‘Pursue the triumph and partake the gale,’

whilst the founders and benefactors of the Minster are practically forgotten.

These incendiaries, in short, are as well known as Ephesus or York; but not one of us can tell, without humming and hawing, who it was that rebuilt the Ephesian wonder of the world, or that repaired the time- honored Minster. Equally in literature, not the weight of service done, or the power exerted, is sometimes considered chiefly–either of these must be very conspicuous before it will be considered at all–but the splendor, or the notoriety, or the absurdity, or even the scandalousness of the circumstances [1] surrounding the author.

Schlosser must have benefitted in some such adventitious way before he ever could have risen to his German celebrity. What was it that raised him to his momentary distinction? Was it something very wicked that he did, or something very brilliant that he said?

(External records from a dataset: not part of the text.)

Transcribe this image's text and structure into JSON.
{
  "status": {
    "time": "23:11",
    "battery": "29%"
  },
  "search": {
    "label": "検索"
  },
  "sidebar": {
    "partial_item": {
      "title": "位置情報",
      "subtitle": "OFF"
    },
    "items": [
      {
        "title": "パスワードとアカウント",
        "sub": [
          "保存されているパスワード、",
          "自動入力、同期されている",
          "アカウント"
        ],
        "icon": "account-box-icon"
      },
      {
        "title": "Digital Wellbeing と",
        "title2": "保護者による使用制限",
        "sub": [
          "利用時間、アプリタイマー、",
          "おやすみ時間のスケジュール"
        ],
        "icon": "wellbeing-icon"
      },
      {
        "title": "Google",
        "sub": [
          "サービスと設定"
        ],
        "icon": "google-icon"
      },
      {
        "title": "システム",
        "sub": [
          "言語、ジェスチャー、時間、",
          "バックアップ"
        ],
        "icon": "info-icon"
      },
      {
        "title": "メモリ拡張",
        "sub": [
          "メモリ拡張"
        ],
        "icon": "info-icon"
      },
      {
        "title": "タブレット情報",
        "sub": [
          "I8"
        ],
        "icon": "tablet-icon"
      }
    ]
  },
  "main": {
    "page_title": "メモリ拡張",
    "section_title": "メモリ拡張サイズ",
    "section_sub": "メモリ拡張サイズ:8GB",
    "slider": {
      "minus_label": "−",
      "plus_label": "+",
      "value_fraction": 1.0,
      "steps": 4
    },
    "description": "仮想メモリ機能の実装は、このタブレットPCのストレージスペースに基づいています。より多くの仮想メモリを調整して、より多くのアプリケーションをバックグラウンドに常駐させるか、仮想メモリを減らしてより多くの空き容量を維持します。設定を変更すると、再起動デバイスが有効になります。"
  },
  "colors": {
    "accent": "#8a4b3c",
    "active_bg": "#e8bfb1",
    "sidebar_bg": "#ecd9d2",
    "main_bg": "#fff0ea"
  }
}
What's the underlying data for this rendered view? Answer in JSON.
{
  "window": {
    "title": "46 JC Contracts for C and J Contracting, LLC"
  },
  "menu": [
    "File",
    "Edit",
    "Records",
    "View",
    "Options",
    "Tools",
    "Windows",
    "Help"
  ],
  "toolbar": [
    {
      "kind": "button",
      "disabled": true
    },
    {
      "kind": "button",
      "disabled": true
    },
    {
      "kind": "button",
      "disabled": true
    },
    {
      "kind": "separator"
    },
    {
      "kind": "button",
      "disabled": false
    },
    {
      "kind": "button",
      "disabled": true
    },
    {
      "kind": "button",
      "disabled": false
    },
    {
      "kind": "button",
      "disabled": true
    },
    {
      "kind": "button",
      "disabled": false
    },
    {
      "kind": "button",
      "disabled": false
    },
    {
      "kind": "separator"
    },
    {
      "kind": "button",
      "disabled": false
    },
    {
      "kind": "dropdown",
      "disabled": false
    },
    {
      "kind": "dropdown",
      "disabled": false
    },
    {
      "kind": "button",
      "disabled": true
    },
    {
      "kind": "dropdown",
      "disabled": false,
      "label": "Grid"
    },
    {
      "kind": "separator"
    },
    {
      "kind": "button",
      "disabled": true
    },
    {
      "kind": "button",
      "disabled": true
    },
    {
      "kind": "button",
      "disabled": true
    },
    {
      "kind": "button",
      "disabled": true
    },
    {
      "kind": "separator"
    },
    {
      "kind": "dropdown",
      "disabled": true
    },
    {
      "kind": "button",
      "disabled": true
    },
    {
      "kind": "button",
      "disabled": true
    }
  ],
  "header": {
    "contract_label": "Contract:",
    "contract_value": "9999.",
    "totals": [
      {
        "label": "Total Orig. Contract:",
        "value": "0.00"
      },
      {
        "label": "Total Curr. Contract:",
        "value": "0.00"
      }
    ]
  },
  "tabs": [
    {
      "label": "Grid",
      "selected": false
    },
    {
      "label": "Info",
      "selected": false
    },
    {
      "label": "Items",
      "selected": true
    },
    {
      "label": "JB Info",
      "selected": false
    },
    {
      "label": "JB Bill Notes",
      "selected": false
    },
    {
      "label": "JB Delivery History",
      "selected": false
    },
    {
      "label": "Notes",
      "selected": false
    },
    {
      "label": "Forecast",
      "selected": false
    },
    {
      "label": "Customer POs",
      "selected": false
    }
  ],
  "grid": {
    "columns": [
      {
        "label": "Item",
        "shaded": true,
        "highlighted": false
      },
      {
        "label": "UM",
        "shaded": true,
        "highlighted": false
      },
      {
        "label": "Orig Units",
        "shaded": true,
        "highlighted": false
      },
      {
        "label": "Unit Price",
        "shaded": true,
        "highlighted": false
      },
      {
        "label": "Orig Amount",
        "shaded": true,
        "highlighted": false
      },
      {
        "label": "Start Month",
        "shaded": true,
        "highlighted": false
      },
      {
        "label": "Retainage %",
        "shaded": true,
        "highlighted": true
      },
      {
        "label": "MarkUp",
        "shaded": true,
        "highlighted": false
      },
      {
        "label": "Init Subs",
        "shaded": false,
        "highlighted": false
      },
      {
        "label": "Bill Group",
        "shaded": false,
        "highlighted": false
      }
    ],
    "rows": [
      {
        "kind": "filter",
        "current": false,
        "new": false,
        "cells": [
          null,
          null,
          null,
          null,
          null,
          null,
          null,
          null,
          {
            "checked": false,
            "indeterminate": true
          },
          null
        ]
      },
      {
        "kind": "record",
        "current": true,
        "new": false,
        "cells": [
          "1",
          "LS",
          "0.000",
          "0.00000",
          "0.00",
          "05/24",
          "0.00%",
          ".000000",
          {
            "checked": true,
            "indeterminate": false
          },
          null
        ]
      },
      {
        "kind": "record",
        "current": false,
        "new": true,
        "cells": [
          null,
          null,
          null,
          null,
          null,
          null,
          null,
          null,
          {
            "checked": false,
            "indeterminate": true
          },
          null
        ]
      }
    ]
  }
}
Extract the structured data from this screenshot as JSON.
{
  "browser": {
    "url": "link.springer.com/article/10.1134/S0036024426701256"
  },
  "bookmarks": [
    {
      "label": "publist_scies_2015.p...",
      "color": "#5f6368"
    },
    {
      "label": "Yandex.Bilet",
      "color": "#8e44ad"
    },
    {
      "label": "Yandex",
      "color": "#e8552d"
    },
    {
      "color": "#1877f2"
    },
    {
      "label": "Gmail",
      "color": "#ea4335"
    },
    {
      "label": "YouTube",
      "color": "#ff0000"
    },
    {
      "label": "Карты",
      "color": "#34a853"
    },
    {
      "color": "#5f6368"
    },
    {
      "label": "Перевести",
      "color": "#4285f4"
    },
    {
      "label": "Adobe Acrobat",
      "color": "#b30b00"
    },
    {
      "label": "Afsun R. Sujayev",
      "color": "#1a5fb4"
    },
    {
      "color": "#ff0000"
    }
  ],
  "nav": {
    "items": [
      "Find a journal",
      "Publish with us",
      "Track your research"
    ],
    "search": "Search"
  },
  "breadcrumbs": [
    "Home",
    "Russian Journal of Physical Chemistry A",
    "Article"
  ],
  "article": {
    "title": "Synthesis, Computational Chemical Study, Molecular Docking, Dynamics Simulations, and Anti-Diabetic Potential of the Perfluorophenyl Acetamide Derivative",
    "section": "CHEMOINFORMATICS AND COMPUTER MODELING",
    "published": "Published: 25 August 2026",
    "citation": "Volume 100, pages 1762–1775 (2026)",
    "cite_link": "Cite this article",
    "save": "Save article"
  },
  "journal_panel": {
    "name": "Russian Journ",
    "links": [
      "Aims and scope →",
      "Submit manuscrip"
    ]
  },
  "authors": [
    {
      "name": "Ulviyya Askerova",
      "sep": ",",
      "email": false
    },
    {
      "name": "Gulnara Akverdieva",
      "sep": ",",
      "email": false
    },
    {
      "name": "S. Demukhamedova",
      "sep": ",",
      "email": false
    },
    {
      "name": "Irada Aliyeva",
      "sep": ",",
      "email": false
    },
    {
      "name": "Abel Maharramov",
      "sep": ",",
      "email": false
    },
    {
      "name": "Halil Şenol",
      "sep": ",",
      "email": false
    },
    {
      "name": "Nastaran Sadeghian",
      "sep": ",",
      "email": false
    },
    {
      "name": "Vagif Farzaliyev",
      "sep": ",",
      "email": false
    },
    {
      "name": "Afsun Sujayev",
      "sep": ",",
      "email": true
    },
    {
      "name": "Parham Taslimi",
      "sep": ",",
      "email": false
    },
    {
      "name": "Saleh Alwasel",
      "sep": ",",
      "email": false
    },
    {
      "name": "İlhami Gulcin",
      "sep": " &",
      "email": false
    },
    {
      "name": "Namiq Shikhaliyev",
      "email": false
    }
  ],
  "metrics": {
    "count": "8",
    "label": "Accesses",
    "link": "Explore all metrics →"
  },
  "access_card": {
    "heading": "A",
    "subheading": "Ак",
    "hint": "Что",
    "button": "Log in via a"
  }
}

I should rather conjecture that it must have been something inconceivably absurd which he proposed. Any one of the three achievements stands good in Germany for a reputation. But, however it were that Mr. Schlosser first gained his reputation, mark what now follows. On the wings of this equivocal reputation he flies abroad to Paris and London. There he thrives, not by any approving experience or knowledge of his works, but through blind faith in his original German public. And back he flies afterwards to Germany, as if carrying with him new and independent testimonies to his merit, and from two nations that are directly concerned in his violent judgments; whereas (which is the simple truth) he carries back a careless reverberation of his first German character, from those who have far too much to read for declining aid from vicarious criticism when it will spare that effort to themselves. Thus it is that German critics become audacious and libellous. Kohl, Von Raumer, Dr. Carus, physician to the King of Saxony, by means of introductory letters floating them into circles far above any they had seen in homely Germany, are qualified by our own negligence and indulgence for mounting a European tribunal, from which they pronounce malicious edicts against ourselves. Sentinels present arms to Von Raumer at Windsor, because he rides in a carriage of Queen Adelaide’s; and Von Raumer immediately conceives himself the Chancellor of all Christendom, keeper of the conscience to universal Europe, upon all questions of art, manners, politics, or any conceivable intellectual relations of England. Schlosser meditates the same career.